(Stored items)
===============

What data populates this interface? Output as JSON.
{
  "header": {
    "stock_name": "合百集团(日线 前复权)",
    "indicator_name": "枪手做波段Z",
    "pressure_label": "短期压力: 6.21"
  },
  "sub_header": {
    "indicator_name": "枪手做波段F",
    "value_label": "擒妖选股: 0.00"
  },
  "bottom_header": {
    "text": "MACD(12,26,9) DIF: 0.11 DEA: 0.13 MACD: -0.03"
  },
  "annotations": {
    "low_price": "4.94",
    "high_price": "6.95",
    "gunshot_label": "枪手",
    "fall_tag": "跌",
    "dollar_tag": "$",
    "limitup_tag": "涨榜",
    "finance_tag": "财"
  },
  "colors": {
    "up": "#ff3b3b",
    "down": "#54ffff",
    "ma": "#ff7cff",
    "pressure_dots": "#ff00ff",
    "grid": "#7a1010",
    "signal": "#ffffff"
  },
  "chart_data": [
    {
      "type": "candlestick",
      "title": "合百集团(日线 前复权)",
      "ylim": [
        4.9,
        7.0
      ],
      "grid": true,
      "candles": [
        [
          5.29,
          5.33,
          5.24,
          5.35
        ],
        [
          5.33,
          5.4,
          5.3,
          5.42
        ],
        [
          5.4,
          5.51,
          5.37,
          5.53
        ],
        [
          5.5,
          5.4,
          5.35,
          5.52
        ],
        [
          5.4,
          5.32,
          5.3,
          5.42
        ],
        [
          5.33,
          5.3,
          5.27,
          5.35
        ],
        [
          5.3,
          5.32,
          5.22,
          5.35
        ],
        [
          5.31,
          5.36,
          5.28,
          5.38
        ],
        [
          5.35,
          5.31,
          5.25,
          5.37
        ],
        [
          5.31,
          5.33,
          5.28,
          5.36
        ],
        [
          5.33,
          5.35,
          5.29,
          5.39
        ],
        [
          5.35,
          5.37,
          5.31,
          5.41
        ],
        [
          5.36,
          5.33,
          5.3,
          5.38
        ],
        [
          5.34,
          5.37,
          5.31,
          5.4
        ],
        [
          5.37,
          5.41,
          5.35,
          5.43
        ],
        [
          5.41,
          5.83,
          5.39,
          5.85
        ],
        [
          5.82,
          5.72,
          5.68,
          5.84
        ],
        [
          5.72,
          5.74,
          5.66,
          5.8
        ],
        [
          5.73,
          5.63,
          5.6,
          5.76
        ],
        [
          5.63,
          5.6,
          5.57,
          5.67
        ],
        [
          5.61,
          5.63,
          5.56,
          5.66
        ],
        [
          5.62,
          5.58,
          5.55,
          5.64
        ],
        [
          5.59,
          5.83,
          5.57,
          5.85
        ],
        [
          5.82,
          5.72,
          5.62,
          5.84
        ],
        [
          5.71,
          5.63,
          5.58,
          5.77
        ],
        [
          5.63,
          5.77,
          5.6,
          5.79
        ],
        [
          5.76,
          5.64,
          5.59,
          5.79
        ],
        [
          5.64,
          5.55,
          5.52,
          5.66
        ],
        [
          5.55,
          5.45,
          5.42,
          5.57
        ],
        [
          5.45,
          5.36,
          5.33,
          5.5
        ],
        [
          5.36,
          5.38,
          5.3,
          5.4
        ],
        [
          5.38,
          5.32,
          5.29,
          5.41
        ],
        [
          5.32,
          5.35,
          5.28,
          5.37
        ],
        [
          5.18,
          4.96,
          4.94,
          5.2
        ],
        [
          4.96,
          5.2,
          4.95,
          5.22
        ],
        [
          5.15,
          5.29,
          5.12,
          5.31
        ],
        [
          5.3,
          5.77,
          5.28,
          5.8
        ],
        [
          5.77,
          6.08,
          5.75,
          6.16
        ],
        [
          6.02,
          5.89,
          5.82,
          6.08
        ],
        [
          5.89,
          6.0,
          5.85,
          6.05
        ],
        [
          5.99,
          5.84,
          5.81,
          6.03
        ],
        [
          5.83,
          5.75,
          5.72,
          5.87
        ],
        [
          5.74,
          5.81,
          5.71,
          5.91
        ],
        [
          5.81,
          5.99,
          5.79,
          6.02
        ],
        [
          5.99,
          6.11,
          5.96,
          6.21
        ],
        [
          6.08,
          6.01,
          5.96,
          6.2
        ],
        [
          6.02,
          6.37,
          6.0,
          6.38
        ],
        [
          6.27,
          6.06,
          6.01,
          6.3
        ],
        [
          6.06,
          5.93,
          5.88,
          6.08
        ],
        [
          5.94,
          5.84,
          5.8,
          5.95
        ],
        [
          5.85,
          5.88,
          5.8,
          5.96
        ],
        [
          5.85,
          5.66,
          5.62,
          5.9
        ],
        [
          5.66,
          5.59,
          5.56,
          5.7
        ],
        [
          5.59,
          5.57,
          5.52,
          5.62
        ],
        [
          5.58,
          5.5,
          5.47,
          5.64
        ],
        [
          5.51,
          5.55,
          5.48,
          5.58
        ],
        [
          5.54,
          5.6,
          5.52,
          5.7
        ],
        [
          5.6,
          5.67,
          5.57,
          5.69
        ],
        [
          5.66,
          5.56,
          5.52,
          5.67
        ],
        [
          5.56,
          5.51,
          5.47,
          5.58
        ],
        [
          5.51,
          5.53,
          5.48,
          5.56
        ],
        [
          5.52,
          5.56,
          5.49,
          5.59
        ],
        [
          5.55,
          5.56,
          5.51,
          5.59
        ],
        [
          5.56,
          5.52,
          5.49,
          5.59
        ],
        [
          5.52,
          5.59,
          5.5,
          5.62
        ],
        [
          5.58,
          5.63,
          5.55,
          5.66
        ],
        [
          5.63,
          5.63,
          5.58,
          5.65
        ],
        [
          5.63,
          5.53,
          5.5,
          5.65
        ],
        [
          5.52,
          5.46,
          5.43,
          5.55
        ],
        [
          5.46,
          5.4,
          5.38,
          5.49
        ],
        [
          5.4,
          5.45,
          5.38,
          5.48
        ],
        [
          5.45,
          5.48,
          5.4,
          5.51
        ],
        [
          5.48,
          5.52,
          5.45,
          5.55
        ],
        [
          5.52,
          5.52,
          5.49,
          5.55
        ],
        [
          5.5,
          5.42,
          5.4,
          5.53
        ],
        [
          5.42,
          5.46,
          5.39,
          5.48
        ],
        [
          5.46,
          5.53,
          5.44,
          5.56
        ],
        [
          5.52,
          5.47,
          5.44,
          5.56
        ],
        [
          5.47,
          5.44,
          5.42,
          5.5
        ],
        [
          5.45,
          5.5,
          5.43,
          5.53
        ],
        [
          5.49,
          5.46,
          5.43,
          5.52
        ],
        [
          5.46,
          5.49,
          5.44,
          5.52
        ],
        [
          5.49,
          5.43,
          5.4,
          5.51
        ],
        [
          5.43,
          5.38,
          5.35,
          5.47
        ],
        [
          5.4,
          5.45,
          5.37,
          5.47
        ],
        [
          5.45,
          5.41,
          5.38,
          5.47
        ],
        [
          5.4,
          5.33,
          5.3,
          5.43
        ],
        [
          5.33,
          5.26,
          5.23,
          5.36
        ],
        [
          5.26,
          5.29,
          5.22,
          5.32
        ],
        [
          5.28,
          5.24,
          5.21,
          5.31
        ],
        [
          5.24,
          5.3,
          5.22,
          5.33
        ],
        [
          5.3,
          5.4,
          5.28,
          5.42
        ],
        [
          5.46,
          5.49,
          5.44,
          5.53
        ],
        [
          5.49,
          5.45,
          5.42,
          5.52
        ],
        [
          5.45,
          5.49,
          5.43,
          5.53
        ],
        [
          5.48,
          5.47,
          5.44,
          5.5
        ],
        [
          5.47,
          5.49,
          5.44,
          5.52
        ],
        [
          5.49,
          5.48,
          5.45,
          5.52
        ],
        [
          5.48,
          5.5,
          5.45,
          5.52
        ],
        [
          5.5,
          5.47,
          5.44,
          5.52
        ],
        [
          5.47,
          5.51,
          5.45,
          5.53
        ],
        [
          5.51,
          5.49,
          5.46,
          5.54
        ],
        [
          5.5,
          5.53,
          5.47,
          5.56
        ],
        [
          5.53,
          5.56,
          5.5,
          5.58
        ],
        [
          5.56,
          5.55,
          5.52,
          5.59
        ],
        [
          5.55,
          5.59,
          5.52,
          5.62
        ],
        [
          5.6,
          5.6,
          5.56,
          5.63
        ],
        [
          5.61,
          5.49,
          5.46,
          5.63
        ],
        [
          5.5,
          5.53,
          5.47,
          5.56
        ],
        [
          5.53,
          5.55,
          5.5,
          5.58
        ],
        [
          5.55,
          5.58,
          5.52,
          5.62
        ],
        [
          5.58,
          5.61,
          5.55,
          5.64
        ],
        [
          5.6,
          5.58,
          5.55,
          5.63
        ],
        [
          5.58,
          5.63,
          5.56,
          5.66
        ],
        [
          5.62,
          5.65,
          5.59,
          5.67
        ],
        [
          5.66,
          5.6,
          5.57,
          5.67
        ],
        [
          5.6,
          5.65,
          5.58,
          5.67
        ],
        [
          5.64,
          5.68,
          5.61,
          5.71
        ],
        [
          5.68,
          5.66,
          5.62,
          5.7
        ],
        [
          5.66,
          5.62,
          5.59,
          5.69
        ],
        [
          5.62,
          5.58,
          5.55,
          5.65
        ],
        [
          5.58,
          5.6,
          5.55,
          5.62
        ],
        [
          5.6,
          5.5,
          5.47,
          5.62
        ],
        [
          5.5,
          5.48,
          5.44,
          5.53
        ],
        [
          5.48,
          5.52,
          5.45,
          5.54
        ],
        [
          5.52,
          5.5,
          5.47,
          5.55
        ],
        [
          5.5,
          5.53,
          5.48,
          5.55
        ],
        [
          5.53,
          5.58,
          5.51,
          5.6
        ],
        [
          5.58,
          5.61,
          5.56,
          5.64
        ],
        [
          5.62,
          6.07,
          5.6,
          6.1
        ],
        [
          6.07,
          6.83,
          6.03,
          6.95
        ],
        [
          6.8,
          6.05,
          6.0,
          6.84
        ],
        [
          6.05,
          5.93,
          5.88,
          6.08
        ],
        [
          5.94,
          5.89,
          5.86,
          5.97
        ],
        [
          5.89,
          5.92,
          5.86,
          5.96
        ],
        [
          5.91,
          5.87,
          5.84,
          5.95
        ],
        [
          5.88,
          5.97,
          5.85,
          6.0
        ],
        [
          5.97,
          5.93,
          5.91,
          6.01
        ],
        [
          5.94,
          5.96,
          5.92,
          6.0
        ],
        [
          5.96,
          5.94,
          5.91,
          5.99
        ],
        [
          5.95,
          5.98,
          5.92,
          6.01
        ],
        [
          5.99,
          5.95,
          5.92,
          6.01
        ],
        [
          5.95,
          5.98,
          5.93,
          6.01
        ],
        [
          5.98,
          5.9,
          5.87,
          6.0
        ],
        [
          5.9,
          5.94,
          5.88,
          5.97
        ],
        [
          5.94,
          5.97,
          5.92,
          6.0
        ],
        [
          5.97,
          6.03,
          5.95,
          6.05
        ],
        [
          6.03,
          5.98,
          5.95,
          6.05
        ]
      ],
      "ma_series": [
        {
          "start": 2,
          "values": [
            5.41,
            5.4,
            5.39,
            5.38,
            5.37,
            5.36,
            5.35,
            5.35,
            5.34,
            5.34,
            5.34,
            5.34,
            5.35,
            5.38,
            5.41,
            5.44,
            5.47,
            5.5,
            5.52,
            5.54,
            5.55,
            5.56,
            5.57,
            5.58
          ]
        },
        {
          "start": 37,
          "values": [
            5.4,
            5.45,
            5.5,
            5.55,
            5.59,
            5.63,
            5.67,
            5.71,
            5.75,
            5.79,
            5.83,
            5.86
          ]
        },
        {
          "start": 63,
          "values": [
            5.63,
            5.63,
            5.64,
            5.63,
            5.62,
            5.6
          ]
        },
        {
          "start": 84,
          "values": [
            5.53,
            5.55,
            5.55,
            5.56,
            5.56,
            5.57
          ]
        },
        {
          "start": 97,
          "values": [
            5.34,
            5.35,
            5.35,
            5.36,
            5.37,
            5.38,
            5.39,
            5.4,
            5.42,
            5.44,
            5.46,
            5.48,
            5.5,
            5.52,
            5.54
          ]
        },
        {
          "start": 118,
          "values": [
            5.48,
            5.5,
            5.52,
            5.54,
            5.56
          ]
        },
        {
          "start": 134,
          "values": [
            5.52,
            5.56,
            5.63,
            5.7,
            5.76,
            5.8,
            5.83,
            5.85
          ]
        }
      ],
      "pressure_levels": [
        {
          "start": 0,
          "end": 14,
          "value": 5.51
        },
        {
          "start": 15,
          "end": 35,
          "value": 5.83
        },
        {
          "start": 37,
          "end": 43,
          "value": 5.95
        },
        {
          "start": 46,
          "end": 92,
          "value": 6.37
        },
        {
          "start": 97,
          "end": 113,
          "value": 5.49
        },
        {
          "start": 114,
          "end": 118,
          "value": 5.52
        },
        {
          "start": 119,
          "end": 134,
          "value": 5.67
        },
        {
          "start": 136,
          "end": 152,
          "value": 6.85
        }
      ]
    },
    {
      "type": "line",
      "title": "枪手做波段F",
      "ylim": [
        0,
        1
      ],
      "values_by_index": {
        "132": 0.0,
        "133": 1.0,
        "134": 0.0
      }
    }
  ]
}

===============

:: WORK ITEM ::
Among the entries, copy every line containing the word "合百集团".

:: ANSWER TO THE EXERCISE ::
    "stock_name": "合百集团(日线 前复权)",
      "title": "合百集团(日线 前复权)",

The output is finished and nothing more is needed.